Stored data:
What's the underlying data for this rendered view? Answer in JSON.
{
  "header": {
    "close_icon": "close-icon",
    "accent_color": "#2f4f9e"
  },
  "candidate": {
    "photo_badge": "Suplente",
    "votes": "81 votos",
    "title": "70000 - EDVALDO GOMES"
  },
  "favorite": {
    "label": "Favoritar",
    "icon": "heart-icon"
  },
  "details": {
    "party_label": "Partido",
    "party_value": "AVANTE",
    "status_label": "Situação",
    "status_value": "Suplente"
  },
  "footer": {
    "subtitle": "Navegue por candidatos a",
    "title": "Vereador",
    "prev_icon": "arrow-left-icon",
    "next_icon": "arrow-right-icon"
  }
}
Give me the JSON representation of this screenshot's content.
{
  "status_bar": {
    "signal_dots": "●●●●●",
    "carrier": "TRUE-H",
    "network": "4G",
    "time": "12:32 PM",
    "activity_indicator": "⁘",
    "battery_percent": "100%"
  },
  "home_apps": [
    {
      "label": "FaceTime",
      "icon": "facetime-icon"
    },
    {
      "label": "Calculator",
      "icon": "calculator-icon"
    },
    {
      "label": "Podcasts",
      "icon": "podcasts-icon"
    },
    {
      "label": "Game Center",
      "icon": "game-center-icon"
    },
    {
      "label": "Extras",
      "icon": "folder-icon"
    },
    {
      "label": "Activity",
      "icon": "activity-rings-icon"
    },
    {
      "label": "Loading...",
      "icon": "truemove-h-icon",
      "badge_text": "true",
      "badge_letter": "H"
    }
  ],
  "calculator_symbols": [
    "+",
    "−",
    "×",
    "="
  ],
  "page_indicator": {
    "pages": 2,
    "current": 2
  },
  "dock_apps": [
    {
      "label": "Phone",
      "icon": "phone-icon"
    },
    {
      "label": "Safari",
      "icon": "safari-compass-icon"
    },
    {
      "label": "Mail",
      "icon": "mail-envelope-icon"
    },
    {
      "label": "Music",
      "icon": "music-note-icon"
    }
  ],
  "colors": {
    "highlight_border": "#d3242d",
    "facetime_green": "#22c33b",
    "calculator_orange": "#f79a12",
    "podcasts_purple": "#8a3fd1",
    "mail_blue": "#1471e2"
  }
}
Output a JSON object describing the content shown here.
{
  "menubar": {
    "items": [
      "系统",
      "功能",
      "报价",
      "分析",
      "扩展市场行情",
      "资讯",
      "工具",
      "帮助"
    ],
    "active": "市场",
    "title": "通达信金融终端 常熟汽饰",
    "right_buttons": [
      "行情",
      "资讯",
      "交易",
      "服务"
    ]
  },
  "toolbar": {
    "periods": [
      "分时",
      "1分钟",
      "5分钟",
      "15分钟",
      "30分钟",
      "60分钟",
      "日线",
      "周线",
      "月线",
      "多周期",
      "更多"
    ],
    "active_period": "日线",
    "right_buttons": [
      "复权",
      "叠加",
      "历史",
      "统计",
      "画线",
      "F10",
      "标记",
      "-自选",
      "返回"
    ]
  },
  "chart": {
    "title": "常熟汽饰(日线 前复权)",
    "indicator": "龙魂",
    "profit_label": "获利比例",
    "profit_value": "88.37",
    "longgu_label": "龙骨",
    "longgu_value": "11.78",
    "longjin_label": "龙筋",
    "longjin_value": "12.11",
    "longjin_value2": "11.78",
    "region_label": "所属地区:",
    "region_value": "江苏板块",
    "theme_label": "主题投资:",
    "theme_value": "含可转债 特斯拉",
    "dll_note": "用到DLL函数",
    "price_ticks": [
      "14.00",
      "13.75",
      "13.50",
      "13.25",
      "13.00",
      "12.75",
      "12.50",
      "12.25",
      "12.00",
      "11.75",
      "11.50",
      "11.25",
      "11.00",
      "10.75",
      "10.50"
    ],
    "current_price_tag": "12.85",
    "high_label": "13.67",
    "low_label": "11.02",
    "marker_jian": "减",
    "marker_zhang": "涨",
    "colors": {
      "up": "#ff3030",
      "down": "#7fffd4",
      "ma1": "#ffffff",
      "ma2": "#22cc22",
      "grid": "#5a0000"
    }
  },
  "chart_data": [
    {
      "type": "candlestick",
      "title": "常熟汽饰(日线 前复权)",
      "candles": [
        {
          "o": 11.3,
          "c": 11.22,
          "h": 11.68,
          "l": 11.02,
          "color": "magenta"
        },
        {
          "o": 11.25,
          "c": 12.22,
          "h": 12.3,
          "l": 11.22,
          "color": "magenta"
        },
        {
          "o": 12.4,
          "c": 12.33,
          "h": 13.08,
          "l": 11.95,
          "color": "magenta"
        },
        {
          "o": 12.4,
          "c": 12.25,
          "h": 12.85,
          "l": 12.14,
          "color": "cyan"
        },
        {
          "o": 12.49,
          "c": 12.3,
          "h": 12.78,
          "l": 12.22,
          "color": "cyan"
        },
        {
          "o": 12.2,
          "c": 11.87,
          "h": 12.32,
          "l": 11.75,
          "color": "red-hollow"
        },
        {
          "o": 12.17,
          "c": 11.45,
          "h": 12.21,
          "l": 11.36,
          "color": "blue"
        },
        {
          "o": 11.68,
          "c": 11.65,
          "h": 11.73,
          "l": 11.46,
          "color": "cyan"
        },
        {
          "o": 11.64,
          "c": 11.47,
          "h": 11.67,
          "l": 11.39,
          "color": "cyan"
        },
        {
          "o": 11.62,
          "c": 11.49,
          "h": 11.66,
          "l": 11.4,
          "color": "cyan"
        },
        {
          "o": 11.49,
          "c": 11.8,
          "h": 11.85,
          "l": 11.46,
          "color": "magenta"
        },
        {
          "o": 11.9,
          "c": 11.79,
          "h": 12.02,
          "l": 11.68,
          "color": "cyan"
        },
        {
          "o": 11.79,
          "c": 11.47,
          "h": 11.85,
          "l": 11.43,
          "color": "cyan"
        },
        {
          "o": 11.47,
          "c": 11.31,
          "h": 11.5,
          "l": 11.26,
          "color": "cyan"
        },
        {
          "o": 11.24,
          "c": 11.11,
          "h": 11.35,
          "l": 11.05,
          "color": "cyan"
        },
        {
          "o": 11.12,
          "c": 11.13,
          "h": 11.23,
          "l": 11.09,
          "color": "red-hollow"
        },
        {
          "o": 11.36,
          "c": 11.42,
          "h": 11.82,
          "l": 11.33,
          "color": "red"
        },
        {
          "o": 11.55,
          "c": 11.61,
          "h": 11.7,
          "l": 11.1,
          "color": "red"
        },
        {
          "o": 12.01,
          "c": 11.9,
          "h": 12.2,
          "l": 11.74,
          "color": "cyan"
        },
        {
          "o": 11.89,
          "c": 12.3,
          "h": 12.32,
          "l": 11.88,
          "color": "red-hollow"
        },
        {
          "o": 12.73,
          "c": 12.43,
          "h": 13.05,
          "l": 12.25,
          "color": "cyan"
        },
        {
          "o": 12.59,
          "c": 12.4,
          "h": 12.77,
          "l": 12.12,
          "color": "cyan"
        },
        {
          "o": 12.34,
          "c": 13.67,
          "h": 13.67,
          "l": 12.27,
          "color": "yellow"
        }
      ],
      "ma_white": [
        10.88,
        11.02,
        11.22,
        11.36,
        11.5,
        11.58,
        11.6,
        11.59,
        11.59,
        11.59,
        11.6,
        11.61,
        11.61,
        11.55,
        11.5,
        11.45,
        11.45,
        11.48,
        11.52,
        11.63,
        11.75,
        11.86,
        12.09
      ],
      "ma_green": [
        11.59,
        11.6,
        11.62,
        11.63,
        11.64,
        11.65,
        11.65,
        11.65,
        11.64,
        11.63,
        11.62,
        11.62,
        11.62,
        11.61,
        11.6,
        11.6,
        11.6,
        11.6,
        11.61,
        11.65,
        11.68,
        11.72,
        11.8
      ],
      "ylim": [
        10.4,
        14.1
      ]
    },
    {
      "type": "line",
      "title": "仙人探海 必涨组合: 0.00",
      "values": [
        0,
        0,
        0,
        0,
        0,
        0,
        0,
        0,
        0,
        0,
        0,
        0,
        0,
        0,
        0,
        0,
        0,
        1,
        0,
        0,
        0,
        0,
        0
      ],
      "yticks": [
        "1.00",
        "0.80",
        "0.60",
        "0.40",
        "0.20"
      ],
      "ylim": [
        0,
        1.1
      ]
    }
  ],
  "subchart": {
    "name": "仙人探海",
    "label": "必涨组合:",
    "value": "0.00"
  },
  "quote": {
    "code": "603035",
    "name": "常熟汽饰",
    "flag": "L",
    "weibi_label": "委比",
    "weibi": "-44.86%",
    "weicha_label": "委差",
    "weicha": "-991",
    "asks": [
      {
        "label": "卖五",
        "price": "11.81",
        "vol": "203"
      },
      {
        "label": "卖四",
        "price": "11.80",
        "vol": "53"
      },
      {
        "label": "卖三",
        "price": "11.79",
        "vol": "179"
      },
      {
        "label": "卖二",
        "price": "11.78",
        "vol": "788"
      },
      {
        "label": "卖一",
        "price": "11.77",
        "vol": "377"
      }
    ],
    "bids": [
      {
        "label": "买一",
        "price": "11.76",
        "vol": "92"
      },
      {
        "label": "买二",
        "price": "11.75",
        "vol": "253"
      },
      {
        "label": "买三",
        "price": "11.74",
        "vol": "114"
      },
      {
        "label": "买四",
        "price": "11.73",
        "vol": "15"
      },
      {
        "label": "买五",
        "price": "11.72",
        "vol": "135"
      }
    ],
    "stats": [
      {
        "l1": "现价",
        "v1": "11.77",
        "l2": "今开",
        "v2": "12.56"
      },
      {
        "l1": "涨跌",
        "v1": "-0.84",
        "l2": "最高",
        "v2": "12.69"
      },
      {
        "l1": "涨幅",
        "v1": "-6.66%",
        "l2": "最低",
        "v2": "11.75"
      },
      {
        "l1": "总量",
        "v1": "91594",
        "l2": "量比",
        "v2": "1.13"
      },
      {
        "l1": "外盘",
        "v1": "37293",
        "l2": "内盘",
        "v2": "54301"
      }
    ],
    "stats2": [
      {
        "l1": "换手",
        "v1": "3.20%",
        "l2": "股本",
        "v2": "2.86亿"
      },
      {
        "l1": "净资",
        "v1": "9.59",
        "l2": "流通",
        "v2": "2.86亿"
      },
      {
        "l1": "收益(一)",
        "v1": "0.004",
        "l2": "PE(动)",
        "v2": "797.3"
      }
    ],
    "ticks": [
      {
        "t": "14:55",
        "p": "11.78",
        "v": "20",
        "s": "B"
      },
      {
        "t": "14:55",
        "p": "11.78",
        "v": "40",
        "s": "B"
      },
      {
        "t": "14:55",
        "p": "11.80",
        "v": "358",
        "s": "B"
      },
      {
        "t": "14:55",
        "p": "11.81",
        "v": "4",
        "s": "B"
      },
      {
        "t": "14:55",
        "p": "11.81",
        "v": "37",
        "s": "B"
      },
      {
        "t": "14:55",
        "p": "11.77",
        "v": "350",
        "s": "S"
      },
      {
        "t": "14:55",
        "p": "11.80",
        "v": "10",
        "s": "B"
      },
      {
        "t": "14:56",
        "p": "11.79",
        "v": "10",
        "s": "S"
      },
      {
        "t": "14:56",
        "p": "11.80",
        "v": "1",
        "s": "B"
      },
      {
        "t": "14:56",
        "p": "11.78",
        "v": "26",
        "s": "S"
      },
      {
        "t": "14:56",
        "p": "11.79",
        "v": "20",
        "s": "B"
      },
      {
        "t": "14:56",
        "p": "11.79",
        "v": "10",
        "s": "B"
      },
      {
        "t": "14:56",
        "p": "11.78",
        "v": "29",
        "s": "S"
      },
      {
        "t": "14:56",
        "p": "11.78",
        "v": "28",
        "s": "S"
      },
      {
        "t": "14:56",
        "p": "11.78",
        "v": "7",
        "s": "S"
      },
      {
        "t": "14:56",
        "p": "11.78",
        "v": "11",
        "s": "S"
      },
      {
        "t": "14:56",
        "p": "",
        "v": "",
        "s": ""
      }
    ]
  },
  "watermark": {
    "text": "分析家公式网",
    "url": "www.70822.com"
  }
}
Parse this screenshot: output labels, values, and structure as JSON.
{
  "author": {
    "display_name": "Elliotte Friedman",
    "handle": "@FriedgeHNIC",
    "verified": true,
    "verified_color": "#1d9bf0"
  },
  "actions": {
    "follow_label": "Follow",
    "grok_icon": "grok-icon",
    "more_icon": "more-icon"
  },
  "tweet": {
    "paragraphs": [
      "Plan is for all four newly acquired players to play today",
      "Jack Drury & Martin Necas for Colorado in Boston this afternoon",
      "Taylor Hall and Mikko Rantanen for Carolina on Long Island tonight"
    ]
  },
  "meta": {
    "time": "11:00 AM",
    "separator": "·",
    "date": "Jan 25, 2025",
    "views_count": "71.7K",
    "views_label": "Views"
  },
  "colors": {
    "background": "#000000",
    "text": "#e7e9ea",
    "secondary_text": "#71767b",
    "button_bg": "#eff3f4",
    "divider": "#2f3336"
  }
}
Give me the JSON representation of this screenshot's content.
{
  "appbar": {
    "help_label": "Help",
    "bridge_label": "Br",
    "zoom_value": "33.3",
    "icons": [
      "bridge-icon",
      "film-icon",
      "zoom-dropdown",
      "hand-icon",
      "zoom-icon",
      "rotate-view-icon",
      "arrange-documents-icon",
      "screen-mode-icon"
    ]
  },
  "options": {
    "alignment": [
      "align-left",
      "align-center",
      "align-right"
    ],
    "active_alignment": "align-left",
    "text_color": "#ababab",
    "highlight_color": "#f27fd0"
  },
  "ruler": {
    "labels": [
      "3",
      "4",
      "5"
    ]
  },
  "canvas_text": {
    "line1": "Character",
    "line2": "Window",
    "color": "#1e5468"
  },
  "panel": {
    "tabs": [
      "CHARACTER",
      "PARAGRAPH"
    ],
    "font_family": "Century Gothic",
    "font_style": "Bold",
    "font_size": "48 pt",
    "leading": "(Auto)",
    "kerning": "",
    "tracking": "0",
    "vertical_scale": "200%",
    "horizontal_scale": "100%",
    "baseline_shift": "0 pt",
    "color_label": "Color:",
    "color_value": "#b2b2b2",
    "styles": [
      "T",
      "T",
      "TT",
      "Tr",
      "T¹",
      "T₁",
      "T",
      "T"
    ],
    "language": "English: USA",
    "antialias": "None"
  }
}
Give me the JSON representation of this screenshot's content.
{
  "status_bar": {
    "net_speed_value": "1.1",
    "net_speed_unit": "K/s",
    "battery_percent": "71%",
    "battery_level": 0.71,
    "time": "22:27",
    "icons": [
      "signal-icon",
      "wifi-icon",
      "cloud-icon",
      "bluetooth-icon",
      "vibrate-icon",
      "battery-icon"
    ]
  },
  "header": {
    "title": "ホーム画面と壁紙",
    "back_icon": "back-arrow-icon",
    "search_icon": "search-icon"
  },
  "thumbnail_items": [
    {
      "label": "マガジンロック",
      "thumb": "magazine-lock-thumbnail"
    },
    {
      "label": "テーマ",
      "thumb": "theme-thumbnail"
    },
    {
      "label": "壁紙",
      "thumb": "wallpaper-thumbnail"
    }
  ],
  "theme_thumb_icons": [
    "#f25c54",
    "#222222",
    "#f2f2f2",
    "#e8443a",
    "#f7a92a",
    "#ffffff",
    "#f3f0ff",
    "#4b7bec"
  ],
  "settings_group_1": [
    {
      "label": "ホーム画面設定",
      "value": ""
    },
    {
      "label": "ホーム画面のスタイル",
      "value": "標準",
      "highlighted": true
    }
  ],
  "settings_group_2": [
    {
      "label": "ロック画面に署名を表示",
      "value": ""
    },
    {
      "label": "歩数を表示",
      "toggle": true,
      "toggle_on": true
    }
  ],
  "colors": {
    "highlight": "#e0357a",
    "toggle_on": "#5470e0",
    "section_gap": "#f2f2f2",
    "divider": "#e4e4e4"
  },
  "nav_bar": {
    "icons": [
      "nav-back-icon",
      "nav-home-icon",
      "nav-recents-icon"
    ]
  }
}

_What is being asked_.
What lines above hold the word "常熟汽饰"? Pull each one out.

_The answer_.
    "title": "通达信金融终端 常熟汽饰",
    "title": "常熟汽饰(日线 前复权)",
      "title": "常熟汽饰(日线 前复权)",
    "name": "常熟汽饰",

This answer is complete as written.